But does she have to go on and on about the badness of Botox, as she discusses in the August 2009 issue of Harper's Bazaar UK?!
Rachel Weisz is the mysterious, sexy model gracing the cover of Harper's as you can see her here in black velvet. And this is what she was quoted as saying in the magazine interview:
“It should be banned for actors, as steroids are for sportsmen,” the Oscar-winning actress says of Botox. “Acting is all about expression; why would you want to iron out a frown?” As for fashion, Rachel says, “I love the way girls in London dress; it’s so different to the American ‘blow-dry and immaculate grooming’ thing.”
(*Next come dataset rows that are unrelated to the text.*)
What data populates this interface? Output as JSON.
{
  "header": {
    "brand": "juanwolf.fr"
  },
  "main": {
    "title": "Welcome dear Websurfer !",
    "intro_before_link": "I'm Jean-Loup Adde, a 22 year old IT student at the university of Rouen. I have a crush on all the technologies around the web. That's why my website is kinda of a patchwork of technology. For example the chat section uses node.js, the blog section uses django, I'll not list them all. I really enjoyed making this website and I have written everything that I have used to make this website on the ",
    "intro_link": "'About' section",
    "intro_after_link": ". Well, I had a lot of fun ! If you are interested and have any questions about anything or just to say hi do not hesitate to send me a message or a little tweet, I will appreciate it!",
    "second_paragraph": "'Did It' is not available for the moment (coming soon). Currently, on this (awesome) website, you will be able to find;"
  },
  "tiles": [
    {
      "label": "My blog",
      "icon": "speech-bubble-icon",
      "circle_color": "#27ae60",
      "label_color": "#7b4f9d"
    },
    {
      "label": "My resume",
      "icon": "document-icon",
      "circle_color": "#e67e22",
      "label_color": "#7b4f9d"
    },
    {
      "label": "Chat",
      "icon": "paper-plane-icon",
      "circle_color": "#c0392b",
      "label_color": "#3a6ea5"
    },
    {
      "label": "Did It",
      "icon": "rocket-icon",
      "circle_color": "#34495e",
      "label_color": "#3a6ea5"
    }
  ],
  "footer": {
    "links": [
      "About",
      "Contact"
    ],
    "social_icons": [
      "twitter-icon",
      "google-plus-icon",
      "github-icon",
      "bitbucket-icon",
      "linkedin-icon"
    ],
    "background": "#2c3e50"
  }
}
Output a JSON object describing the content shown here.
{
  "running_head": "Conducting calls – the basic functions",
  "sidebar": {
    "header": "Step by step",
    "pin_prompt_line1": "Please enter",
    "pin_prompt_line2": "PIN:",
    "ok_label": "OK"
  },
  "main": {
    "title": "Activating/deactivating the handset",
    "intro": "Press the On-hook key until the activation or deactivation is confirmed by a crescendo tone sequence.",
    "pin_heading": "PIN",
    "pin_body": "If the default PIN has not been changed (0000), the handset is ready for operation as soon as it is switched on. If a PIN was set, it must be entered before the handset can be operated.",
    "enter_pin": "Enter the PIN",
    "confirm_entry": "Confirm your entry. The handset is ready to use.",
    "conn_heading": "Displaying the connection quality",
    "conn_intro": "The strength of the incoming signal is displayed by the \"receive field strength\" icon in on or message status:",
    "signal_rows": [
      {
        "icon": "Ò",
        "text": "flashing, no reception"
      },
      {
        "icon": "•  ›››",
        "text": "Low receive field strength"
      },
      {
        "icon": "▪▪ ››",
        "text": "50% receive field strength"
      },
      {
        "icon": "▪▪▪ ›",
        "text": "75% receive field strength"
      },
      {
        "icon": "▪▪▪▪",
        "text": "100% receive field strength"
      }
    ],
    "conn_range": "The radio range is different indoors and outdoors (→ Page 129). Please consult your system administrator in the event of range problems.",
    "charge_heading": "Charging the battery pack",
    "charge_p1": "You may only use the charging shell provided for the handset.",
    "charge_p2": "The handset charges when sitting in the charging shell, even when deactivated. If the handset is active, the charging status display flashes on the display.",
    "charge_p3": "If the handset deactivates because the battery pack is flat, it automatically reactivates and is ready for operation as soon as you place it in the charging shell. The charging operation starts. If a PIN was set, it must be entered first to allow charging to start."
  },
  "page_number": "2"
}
Tongues are wagging that the lovely actress was photoshopped like crazy, here for the magazine cover. Her waist and all-over silhouette appear much tinier. Which brings catty remarks from some women as to, how is Botox bad, but photoshopping is not? Why didn't she demand the editors keep her figure curvier, as we all know Rachel is blessed with?
Good point. It's okay not to use Botox. Actress Jennifer Aniston, who recently turned 40, claims that she, too, will not use the stuff. But to declare that a few needle pricks of Botox should be banned for all actors, is quite silly and bizarre.
Botox is not invasive surgery. It's not a facelift. It is a cosmetic procedure, one that most doctors would consider mild. It is known as an injectable. And Botox temporarily paralyzes muscles so that you can't make frowning expressions. As a result, wrinkles appear softer. Forehead lines, crow's feet, and frown lines all disappear, more or less, for about 3-4 months.
Sure, some people go overboard, where it seems almost mannequin-like. You can't readily tell if the person is happy, angry, or any emotion in between. But most women and men who receive Botox injections subtley erase deep frowns and look healthier and rested.
Botox has also been used under the arms to stop excessive sweating, and has been used for many years prior to its cosmetic value, as treatment for a number of neurological disorders.
Botox is actually a new kid on the block. It's only been 7 years since the FDA approved the injectable for cosmetic purposes.
What we can say, is that Botox is extremely popular and does plenty of good for women and men who want to temporarily erase some of the sun damage and natural aging process. In fact, Botox was the top non-surgical cosmetic procedure in 2008.
We cannot tell actress Rachel Weisz to be quiet and stick to acting. Er, well, of course we could, but we won't. We would like to check back with Ms. Weisz in 10 years when she turns 49, and see if she has changed her mind about this popular injectable, known as big bad Botox.